So far at least.

Kawhi Leonard scored 16 consecutive points for the Spurs down the stretch of regulation to force overtime, then in OT hit a corner three with 7.2 seconds left to tie the game at 108-108. Leonard finished the game with a career playoff high of 43 points.

It wasn’t enough. Because in those final seconds Marc Gasol did this.

The 110-108 Memphis win ties the series at 2-2 as it heads back to San Antonio for Game 5. I might not want to sit next to Gregg Popovich on the flight home.

While Gasol hit the big shot, he never gets the chance if Mike Conley isn’t every kind of amazing through the clutch parts of this game. Conley finished with 35 points, and that includes a floater in the lane that forced OT (although Leonard got a pretty good look to end it in regulation and just missed). I’m surprised the Spurs switched on the pseudo pick on this play.

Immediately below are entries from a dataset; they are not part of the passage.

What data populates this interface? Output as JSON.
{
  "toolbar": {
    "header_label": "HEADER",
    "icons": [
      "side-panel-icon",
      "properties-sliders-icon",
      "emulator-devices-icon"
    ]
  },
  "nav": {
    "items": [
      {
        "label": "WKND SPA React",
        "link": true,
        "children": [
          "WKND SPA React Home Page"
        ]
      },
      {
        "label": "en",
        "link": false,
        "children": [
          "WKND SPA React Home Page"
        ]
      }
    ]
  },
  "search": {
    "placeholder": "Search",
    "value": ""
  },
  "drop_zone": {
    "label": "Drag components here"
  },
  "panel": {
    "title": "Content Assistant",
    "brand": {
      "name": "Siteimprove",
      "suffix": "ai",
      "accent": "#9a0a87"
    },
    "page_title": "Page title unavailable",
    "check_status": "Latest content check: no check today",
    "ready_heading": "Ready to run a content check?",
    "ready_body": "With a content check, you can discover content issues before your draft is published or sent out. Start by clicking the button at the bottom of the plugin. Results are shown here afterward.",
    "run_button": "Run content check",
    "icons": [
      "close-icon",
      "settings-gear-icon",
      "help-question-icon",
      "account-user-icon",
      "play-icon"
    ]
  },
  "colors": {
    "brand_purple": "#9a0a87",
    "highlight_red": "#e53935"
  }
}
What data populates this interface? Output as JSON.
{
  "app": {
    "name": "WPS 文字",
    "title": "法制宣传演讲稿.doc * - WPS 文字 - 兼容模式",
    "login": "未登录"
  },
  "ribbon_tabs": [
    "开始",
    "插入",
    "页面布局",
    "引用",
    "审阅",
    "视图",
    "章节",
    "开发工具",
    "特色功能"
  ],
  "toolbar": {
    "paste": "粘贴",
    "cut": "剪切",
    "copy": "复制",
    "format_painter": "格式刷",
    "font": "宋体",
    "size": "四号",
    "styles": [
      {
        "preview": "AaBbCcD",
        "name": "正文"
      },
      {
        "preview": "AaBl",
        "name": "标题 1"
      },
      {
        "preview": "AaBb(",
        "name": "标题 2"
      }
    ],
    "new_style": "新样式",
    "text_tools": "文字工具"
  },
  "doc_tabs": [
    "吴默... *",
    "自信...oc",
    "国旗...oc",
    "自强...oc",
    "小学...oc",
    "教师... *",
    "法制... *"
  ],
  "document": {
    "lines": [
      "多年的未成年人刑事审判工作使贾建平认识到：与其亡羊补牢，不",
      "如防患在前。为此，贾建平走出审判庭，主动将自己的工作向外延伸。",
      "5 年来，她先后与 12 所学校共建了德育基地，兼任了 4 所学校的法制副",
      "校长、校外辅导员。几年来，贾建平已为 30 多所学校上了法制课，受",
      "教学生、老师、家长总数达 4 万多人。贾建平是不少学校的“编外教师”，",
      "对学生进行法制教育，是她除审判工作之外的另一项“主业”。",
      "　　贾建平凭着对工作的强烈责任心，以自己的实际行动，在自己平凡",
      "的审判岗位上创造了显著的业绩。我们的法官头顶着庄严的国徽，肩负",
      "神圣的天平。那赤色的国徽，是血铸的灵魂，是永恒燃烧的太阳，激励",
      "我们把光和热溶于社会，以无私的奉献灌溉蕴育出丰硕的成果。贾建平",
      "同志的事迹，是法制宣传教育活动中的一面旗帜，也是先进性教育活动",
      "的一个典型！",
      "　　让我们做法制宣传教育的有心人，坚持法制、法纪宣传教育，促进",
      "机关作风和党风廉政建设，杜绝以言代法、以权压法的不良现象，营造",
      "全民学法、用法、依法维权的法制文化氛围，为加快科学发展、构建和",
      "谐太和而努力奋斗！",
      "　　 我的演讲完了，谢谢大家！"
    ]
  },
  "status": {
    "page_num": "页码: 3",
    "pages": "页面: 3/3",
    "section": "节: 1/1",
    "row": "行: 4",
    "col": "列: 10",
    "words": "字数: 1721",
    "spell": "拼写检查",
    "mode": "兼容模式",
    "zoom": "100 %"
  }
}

The Spurs struggled to get stops down the stretch, mostly because they had David Lee and Tony Parker both on the floor and Memphis did a good job getting switches onto those defenders. Spurs starting center and best defensive big Dewayne Dedmon missed the game due to an illness, and that ended up mattering.